Connected BIM for Building Design: Improved Project Insight with the Cloud

In a 2013 lecture at the Canadian Center for Architecture, Stan Allen drew an important distinction between the “computational” and the “digital.”

At Princeton, we’ve been trained very well to refer not to the digital but to computation when we’re talking about the computer in architectural terms… The digital is a kind of state of being. It’s a condition. When you talk about computation, you’re talking about active processes.¹

He observed that, while the building industry has been moving toward the digital for many years as information was generated with computers, we are only now fully engaged in the computational: using the computer to not just create data but to manage, manipulate and create ideas themselves. While both digital and computational tools once seemed novel, no capable firm would now consider abandoning them as the AEC industry moves fully into the Information Age.

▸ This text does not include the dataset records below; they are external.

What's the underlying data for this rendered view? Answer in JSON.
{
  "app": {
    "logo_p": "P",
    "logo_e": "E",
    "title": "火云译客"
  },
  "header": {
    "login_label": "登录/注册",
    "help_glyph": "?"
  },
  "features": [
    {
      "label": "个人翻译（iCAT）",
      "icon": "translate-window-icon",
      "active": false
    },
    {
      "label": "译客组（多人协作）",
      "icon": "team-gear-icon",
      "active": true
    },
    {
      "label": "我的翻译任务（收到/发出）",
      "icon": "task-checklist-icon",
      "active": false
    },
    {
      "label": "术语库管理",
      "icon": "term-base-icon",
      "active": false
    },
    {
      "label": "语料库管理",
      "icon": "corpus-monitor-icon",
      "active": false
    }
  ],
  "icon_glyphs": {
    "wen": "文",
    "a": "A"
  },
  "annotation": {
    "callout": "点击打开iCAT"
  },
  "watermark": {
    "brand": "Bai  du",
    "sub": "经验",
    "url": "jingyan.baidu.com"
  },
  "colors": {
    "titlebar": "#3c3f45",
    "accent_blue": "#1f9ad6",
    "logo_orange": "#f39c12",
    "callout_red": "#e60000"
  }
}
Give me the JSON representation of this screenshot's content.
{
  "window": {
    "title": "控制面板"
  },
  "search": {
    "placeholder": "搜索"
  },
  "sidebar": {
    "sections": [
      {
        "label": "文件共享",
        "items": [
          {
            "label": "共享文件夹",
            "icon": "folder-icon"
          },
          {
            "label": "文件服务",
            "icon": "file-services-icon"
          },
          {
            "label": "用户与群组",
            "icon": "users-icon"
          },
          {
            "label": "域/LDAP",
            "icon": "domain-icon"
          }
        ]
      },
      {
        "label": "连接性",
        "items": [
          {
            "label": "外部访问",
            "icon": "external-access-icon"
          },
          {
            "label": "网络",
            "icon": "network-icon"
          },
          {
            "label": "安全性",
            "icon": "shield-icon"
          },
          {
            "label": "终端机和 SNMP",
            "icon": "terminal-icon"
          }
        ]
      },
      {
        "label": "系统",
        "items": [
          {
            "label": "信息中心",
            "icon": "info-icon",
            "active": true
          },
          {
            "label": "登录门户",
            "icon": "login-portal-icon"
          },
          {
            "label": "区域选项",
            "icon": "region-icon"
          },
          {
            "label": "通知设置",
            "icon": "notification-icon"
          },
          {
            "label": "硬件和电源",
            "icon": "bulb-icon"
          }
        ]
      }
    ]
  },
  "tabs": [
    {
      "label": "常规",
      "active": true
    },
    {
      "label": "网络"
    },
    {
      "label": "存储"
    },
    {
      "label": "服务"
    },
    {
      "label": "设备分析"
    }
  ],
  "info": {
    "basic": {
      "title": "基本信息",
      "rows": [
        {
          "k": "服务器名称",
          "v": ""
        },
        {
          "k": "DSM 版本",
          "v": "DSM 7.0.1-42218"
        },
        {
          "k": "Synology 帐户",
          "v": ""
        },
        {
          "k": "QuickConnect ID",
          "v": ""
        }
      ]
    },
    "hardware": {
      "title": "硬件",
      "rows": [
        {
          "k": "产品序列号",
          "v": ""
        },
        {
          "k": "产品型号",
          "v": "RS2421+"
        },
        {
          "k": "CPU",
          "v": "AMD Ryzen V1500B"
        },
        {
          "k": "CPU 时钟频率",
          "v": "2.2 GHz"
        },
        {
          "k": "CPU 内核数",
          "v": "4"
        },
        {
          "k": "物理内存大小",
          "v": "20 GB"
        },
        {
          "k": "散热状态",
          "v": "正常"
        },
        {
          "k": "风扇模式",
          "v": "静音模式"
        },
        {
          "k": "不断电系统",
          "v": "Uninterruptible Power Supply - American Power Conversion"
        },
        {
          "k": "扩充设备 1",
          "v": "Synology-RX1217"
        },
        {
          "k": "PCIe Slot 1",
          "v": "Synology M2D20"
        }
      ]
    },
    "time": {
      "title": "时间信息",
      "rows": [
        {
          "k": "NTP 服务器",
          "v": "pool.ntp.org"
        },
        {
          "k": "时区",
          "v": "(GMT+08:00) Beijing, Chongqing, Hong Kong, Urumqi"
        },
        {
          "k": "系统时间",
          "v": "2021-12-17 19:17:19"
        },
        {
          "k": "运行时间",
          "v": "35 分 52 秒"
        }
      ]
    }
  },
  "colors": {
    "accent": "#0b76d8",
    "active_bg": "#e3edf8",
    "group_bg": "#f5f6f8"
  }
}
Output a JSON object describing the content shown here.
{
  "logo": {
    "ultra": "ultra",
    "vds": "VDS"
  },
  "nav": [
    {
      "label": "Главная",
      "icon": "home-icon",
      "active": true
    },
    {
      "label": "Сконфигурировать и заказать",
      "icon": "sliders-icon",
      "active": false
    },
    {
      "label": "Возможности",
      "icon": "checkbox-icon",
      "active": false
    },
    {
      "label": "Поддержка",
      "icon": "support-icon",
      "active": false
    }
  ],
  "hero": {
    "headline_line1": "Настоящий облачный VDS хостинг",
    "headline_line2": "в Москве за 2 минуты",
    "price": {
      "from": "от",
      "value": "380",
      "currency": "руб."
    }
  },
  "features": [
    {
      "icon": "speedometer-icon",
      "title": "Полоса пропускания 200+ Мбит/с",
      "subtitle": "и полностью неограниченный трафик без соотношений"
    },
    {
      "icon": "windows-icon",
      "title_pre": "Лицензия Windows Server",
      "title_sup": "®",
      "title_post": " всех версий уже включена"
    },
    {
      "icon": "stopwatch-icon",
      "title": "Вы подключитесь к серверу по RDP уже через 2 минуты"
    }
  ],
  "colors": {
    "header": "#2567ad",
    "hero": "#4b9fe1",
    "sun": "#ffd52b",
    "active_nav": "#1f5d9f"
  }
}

In this report, we look at how trends in technology have evolved in the sector to deliver a better built environment. From the earliest days of Computer-Aided Design (CAD) through to Building Information Modeling (BIM), cloud computing and generative design, we take you on a journey through the ages – the Eras of Documentation, Optimization and Connection – and present our vision for the future of the building design industry.

THE ERA OF DOCUMENTATION

Since the emergence of computers in academia in the 1950s, CAD software has had a significant impact on the architecture industry. This grew exponentially in the 1980s, following the introduction of personal computing. In the earliest days of CAD, tools like AutoCAD spurred the “Era of Documentation.”

Although early researchers predicted an exciting future interaction between machines and human designers, the first computer tools to be widely adopted by architectural designers were computerized versions of traditional drafting and rendering tools. Software, data, and plotters replaced plastic and lead sheets of mylar and drawing boards, for example. While they allowed designers to produce technical drawings much faster than with traditional methods, they did not fundamentally change the process of design.

Because of this, the industry started to realize that CAD drawings were not necessarily the best way to share, correct, or store manufacturing files. Instead, engineers and architects looked for ways to combine the models they were creating with technical drawings based on 3D forms; thus marking the transition from CAD to 3D modeling.

Fast forward two decades, and we’ve seen widespread adoption of new technology, BIM, where computation is applied to represent built artifacts as three-dimensional, behaviorally simulative predecessors of their physical counterparts. It provides a critical foundation to help designers, builders, and owners gain a competitive advantage with the ability to access, share, and make use of enormous amounts of information throughout the lifecycle of buildings and infrastructure.

BIM is blurring the lines between digital processing and physical systems, causing the design and build phases of projects to move closer together. That said, the transition from CAD to BIM has been difficult, aided only in part by accelerating the capabilities of machines themselves in storage capabilities, processor power, and graphics resolution. The bigger challenge: BIM represents an inversion of a several-thousand-year-old tradition of building workflows – representation and communication through 2D drawings giving way to databases where the drawings are a result, rather than the purpose itself, of the tools. Those databases, rich in accessible information, make it possible to both represent and analyze a design as it develops, enabling architects and engineers to evaluate and optimize project components like area, structure, or the movement of air. Insights available from a robust digital model are supported by analytical tools that evaluated the design in the process.